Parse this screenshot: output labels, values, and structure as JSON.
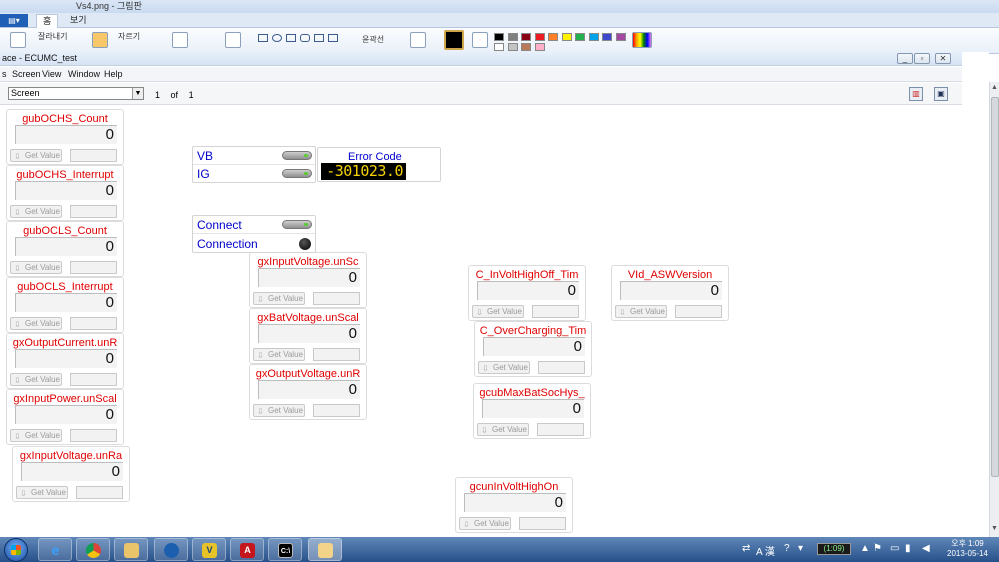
{
  "paint": {
    "title": "Vs4.png - 그림판",
    "tabs": [
      "홈",
      "보기"
    ],
    "ribbon": {
      "cut_label": "잘라내기",
      "crop_label": "자르기",
      "outline_label": "윤곽선"
    },
    "colors": [
      "#000000",
      "#7f7f7f",
      "#880015",
      "#ed1c24",
      "#ff7f27",
      "#fff200",
      "#22b14c",
      "#00a2e8",
      "#3f48cc",
      "#a349a4",
      "#ffffff",
      "#c3c3c3",
      "#b97a57",
      "#ffaec9"
    ]
  },
  "app": {
    "title": "ace - ECUMC_test",
    "menu": [
      "s",
      "Screen",
      "View",
      "Window",
      "Help"
    ],
    "screen_select": "Screen",
    "page_current": "1",
    "page_of": "of",
    "page_total": "1"
  },
  "get_value_label": "Get Value",
  "widgets_left": [
    {
      "label": "gubOCHS_Count",
      "value": "0"
    },
    {
      "label": "gubOCHS_Interrupt",
      "value": "0"
    },
    {
      "label": "gubOCLS_Count",
      "value": "0"
    },
    {
      "label": "gubOCLS_Interrupt",
      "value": "0"
    },
    {
      "label": "gxOutputCurrent.unR",
      "value": "0"
    },
    {
      "label": "gxInputPower.unScal",
      "value": "0"
    },
    {
      "label": "gxInputVoltage.unRa",
      "value": "0"
    }
  ],
  "widgets_mid": [
    {
      "label": "gxInputVoltage.unSc",
      "value": "0"
    },
    {
      "label": "gxBatVoltage.unScal",
      "value": "0"
    },
    {
      "label": "gxOutputVoltage.unR",
      "value": "0"
    }
  ],
  "widgets_right": [
    {
      "label": "C_InVoltHighOff_Tim",
      "value": "0"
    },
    {
      "label": "C_OverCharging_Tim",
      "value": "0"
    },
    {
      "label": "gcubMaxBatSocHys_",
      "value": "0"
    },
    {
      "label": "gcunInVoltHighOn",
      "value": "0"
    },
    {
      "label": "VId_ASWVersion",
      "value": "0"
    }
  ],
  "switches": {
    "vb": "VB",
    "ig": "IG",
    "connect": "Connect",
    "connection": "Connection"
  },
  "error_code": {
    "label": "Error Code",
    "value": "-301023.0"
  },
  "taskbar": {
    "tray_lang": "A 漢",
    "battery_time": "(1:09)",
    "clock_ampm": "오후 1:09",
    "clock_date": "2013-05-14"
  }
}
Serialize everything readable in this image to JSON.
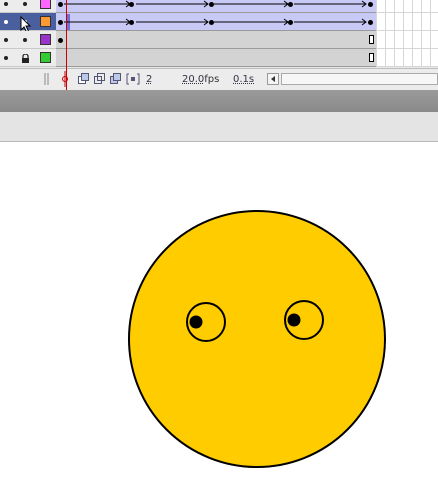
{
  "timeline": {
    "layers": [
      {
        "selected": false,
        "lock": "dot",
        "color": "#ff66ff",
        "frames": "tween"
      },
      {
        "selected": true,
        "lock": "dot",
        "color": "#ff9933",
        "frames": "tween"
      },
      {
        "selected": false,
        "lock": "dot",
        "color": "#9933cc",
        "frames": "empty"
      },
      {
        "selected": false,
        "lock": "lock-icon",
        "color": "#33cc33",
        "frames": "empty"
      }
    ]
  },
  "status_bar": {
    "current_frame": "2",
    "frame_rate": "20.0",
    "frame_rate_unit": "fps",
    "elapsed_time": "0.1s"
  },
  "stage": {
    "face_color": "#ffcc00",
    "outline_color": "#000000"
  }
}
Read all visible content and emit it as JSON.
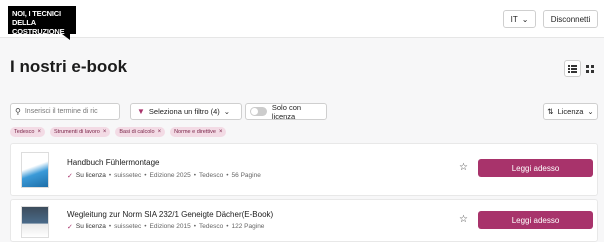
{
  "header": {
    "logo_line1": "NOI, I TECNICI",
    "logo_line2": "DELLA COSTRUZIONE",
    "language": "IT",
    "disconnect_label": "Disconnetti"
  },
  "main": {
    "title": "I nostri e-book",
    "search_placeholder": "Inserisci il termine di ric",
    "filter_label": "Seleziona un filtro (4)",
    "license_toggle_label": "Solo con licenza",
    "sort_label": "Licenza",
    "active_filters": [
      "Tedesco",
      "Strumenti di lavoro",
      "Basi di calcolo",
      "Norme e direttive"
    ]
  },
  "books": [
    {
      "title": "Handbuch Fühlermontage",
      "license": "Su licenza",
      "publisher": "suissetec",
      "edition": "Edizione 2025",
      "language": "Tedesco",
      "pages": "56 Pagine",
      "action": "Leggi adesso"
    },
    {
      "title": "Wegleitung zur Norm SIA 232/1 Geneigte Dächer(E-Book)",
      "license": "Su licenza",
      "publisher": "suissetec",
      "edition": "Edizione 2015",
      "language": "Tedesco",
      "pages": "122 Pagine",
      "action": "Leggi adesso"
    }
  ],
  "colors": {
    "accent": "#a8336b",
    "chip_bg": "#f3dbe5"
  },
  "icons": {
    "search": "search-icon",
    "filter": "funnel-icon",
    "sort": "sort-icon",
    "favorite": "star-icon",
    "list_view": "list-view-icon",
    "grid_view": "grid-view-icon",
    "dropdown": "chevron-down-icon"
  }
}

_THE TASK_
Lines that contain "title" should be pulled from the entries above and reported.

_WORKED SOLUTION_
    "title": "Vs4.png - 그림판",
    "title": "ace - ECUMC_test",
    "title": "I nostri e-book",
      "title": "Handbuch Fühlermontage",
      "title": "Wegleitung zur Norm SIA 232/1 Geneigte Dächer(E-Book)",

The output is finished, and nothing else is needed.